### Provided data
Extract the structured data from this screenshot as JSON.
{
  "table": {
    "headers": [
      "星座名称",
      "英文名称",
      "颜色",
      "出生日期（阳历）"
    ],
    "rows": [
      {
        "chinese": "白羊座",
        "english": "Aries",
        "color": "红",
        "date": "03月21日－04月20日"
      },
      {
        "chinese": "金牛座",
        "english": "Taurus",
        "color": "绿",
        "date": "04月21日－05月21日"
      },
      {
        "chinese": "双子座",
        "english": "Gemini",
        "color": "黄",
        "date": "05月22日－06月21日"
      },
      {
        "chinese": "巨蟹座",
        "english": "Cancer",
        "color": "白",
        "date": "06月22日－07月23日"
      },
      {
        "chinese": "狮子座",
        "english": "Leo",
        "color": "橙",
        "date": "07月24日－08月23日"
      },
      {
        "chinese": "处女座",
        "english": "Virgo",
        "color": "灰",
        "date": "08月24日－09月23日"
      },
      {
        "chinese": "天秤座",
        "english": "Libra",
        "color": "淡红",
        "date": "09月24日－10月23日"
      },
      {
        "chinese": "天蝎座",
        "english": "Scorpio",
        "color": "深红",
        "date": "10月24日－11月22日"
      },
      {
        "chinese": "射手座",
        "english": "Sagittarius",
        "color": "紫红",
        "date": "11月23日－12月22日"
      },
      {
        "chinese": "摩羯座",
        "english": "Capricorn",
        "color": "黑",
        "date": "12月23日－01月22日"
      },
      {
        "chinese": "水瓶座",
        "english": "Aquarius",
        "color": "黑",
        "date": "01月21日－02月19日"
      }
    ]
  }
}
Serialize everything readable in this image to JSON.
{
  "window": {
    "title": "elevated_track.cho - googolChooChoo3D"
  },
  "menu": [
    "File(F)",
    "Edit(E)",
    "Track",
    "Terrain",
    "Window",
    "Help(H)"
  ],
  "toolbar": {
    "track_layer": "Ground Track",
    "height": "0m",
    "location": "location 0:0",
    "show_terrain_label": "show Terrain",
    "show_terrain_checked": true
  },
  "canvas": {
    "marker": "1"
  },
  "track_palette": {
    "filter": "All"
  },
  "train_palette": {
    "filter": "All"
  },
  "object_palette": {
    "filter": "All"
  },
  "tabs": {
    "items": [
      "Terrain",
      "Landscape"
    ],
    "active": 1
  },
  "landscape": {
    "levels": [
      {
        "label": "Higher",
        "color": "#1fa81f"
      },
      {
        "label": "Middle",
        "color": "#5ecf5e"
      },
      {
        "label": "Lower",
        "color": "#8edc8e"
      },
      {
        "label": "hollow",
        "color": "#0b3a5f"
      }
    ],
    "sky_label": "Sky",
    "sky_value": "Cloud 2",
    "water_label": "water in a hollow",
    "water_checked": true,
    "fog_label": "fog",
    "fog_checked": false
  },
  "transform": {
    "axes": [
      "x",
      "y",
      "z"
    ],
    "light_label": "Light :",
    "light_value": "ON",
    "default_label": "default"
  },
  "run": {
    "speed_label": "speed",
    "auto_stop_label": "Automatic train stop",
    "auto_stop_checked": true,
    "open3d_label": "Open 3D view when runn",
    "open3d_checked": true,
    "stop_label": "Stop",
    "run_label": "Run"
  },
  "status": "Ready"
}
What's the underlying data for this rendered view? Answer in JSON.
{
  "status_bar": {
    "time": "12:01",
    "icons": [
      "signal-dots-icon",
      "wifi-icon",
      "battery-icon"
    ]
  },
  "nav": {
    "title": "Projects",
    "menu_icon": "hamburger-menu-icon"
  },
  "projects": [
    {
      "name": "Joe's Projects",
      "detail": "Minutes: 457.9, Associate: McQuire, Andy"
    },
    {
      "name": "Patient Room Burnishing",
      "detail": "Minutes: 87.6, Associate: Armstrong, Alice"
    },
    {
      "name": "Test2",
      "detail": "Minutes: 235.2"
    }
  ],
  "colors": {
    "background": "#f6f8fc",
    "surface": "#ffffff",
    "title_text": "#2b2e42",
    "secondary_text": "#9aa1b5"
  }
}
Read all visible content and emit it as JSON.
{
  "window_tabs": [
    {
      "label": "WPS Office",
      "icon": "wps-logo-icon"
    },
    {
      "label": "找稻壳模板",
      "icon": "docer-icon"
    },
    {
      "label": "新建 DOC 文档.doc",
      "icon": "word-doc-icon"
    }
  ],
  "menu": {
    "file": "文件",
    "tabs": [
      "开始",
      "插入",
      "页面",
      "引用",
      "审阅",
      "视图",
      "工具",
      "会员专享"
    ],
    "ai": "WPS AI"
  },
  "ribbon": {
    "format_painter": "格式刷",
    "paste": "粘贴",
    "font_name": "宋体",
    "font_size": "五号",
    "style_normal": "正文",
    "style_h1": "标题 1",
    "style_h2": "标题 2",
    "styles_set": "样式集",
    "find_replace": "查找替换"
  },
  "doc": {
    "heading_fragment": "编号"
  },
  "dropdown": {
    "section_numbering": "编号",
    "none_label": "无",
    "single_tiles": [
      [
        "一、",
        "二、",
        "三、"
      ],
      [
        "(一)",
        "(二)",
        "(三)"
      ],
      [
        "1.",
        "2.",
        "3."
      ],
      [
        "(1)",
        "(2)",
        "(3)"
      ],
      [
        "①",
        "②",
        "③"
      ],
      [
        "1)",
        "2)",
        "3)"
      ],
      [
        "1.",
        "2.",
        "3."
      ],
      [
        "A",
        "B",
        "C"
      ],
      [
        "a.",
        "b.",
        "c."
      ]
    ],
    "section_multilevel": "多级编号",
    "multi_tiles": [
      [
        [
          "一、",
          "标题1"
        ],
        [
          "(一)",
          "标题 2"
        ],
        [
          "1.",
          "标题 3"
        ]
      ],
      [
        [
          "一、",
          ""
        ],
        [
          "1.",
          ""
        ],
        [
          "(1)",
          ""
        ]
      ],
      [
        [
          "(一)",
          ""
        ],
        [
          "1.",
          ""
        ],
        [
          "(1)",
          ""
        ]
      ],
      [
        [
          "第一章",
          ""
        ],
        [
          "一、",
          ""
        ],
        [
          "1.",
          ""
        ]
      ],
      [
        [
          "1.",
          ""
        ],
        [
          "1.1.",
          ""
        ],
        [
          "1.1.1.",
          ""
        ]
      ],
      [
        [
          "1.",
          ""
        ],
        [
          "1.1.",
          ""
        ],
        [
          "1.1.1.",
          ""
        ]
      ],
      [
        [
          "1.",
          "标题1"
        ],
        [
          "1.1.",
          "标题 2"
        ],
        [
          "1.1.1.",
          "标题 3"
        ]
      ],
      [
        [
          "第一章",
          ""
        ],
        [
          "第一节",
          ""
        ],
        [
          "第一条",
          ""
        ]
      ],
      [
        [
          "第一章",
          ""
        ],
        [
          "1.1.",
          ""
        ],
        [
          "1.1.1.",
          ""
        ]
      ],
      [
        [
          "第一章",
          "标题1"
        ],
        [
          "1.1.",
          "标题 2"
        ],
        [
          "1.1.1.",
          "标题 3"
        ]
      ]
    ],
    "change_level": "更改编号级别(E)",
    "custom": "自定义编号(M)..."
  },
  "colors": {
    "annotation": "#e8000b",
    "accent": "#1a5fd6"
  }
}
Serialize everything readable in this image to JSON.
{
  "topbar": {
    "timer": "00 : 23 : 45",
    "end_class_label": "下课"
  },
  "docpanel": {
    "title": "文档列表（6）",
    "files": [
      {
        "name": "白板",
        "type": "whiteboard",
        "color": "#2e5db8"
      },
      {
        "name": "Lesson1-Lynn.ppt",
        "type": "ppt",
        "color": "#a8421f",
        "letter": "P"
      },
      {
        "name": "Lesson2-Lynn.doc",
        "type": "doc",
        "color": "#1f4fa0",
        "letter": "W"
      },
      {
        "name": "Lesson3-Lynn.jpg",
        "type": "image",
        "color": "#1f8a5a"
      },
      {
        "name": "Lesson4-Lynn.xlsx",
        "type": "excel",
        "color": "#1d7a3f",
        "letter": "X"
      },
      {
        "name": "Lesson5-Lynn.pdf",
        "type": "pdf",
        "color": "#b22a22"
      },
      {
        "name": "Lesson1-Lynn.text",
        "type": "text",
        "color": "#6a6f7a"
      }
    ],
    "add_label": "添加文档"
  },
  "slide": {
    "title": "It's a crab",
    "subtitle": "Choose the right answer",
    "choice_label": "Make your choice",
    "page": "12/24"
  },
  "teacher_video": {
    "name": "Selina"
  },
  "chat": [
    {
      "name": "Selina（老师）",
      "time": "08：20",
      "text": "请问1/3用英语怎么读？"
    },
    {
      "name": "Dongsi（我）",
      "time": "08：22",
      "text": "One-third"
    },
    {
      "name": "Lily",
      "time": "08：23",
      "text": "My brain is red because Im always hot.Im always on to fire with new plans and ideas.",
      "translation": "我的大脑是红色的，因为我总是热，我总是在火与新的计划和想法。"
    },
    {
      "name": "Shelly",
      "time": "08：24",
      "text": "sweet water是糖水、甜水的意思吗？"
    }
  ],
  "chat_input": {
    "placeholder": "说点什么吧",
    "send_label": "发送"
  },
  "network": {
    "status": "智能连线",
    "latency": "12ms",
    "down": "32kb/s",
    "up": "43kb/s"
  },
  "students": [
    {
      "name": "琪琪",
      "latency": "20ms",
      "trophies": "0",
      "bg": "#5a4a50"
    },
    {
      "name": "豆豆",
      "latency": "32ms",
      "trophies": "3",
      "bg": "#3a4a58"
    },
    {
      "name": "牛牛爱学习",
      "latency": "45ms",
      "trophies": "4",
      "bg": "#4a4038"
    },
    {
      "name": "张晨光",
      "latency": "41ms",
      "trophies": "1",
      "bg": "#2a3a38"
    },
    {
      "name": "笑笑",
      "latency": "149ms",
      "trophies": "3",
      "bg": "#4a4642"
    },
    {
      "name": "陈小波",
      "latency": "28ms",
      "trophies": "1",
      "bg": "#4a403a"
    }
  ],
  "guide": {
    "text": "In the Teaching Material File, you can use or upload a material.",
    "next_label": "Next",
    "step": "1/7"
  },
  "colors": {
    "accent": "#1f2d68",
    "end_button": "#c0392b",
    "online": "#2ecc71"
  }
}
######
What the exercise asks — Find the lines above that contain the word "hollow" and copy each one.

Task answer —
        "label": "hollow",
    "water_label": "water in a hollow",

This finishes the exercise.